Bro, methinks you’re stuck in semantics. Do you already lift? What sort of program are you on? Why is it a “mad rush” to find a new program today?

It’s like this: there is no perfect program or “best” way to go. For god’s sake man, if you’re so concerned about finding a program and are thinking so much about how often to go to failure you need to lift more heavy shit more often.

If you’re joining a new gym or working out with someone new tomorrow (and that’s why you need a new program asap), you could give 'em (and you) a wakeup call by doing an OLAD week. One lift a day. Simple, brutal, and utterly lacking in bullshit and overanalysis.

Just for clarification, I’m not “against” training to failure per se, but I AM against using pain or fatigue as training goal, or as a measurement of wotkout quality. EDT is not really a beginner’s program…if your exercise technique is not completely stable and constent, you’ll tend to break down as fatigue sets in.

Hope this helps…

[quote]merlik wrote:
I’m beginning a new training regiment tomorrow, so it’s a mad scramble to figure out what I’m going to do. I have some good ideas, but I have a quick question:

Isn’t EDT overtraining? I thought you were only supposed to train to failure once every two weeks or so, and this has you training the same muscle to failure twice in one workout. Am I missing something?[/quote]

I lifted for the first time this summer using a linear periodization method. I made some gains, but since coming here, I’ve learned the linear periodization isn’t a great way to lift. So, I started shopping around, looking for other programs.

I like EDT because a) it looks like it will be fun, b) seems relatively simple, and c) it looks like it’s going to kick my ass. It’ll also fit pretty well into my schedule. The thing is, in reading about the periodization program I did, one of the things it mentioned was that you shouldn’t ever not complete a set, as this will train your CNS to fail (or something similar). This is what had me worried.

I’ve decided on EDT for Fat Loss, as I definitely need to lose some fat. I’ll be doing the T-Dawg diet too.
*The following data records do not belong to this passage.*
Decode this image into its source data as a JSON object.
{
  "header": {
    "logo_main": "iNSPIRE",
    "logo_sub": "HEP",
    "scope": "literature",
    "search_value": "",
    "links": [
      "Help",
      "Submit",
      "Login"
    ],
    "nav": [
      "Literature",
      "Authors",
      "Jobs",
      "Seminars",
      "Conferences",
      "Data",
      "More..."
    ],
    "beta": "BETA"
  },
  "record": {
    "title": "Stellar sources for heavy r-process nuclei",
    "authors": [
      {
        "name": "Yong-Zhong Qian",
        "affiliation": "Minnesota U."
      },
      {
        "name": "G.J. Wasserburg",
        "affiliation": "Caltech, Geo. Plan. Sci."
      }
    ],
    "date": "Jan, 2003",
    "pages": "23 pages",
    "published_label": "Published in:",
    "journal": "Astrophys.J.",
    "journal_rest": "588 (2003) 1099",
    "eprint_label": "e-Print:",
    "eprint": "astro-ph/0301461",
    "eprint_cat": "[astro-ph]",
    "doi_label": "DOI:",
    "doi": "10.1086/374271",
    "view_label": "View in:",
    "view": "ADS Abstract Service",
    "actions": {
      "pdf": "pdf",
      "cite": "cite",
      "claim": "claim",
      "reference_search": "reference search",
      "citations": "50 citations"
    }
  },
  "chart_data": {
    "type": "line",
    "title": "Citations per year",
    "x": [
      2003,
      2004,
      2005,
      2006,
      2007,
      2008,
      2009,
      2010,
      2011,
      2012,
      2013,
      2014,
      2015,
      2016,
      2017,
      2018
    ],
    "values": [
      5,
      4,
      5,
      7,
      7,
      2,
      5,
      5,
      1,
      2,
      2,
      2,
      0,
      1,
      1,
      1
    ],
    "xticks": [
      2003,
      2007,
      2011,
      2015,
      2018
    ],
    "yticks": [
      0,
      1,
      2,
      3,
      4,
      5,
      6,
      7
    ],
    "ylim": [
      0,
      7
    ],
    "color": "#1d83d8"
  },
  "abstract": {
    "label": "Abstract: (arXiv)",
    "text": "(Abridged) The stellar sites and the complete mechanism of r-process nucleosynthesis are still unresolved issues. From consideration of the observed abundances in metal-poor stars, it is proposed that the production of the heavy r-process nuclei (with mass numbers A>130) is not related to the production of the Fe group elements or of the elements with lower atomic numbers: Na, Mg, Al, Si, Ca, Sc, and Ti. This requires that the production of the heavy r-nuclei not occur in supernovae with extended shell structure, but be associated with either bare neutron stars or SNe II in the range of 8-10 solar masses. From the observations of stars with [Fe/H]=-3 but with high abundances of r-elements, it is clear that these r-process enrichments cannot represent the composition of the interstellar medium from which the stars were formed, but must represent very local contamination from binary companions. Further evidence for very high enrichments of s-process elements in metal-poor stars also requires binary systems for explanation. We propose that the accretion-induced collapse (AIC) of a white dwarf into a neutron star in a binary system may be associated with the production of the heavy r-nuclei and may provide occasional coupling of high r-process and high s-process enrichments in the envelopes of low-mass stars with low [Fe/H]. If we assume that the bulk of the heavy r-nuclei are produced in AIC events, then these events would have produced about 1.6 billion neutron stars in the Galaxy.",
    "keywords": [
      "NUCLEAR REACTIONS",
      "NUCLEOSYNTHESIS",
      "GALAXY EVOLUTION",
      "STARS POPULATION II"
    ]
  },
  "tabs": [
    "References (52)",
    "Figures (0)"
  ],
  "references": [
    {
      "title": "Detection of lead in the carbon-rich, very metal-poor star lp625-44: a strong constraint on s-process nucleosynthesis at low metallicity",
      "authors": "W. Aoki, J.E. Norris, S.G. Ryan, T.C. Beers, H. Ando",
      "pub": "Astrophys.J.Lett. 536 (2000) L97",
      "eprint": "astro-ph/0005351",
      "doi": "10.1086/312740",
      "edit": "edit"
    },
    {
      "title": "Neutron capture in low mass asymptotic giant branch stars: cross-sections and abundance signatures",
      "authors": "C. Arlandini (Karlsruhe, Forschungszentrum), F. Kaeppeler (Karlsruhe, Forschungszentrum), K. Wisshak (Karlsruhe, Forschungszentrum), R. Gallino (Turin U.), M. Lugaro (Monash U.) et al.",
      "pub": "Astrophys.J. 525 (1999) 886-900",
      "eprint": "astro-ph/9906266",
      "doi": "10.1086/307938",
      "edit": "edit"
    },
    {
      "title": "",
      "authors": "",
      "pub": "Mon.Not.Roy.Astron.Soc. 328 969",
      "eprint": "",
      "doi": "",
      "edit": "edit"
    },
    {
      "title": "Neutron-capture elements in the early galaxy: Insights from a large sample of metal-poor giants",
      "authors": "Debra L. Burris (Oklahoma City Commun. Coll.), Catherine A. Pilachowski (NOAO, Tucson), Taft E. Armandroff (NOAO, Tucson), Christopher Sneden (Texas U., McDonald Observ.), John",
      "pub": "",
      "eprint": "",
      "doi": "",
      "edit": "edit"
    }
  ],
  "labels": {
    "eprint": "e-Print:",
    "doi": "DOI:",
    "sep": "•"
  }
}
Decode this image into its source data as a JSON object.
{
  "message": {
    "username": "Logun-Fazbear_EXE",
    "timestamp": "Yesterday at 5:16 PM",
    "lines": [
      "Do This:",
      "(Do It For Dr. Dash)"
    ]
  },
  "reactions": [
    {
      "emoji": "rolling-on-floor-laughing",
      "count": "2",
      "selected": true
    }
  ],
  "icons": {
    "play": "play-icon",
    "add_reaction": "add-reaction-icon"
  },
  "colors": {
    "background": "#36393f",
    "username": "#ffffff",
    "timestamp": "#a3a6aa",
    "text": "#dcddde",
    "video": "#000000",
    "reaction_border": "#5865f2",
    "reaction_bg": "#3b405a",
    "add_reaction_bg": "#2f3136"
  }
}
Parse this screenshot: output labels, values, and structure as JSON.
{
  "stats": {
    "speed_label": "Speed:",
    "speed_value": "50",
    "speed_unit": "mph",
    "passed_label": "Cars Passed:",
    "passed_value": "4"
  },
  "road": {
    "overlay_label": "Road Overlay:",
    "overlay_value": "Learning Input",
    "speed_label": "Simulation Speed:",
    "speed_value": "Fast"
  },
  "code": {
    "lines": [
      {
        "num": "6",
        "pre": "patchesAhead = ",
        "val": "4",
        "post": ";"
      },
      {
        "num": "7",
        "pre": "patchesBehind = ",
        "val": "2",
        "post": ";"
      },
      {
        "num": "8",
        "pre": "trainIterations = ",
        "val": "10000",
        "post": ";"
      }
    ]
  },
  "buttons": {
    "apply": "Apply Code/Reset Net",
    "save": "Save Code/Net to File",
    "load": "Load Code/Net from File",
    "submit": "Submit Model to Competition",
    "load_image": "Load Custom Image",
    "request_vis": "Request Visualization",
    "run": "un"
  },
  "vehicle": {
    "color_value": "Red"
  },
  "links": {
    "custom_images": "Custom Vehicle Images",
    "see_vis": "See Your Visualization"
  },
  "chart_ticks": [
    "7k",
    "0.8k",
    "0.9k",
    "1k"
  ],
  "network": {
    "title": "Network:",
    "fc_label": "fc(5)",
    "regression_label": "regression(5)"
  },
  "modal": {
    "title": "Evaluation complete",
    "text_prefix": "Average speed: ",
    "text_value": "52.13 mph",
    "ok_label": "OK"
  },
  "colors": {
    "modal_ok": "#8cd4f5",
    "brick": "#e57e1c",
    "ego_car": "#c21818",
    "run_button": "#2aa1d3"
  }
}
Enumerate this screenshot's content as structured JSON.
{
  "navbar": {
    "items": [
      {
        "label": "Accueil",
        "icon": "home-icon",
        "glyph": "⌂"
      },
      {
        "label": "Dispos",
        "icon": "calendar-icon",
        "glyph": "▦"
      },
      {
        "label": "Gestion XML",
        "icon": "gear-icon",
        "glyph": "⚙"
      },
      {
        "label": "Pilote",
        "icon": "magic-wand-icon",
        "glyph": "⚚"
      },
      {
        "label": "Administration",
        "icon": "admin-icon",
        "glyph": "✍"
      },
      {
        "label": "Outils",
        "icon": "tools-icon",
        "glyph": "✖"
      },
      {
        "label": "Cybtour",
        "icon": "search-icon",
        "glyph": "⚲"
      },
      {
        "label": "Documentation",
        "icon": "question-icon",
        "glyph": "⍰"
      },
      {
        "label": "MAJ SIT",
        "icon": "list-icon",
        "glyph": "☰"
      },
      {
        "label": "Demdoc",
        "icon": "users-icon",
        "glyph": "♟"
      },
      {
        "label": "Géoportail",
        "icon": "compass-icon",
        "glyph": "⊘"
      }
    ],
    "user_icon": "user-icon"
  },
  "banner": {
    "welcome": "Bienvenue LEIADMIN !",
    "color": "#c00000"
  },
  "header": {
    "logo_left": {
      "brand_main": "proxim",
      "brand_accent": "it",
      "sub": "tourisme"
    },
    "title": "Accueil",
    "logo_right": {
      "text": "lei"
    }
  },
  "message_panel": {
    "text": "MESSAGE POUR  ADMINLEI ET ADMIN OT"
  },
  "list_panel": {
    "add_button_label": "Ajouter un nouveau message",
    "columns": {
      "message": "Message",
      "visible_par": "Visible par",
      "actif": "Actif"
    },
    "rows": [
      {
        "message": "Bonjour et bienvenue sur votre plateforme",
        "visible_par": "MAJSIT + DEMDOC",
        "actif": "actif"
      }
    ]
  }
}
The only reason I was in a “mad rush” was because the active rest period ended yesterday and I’m excited to be lifting again.

Is there any way to frame your EDT for Fat Loss program in a four times per week schedule?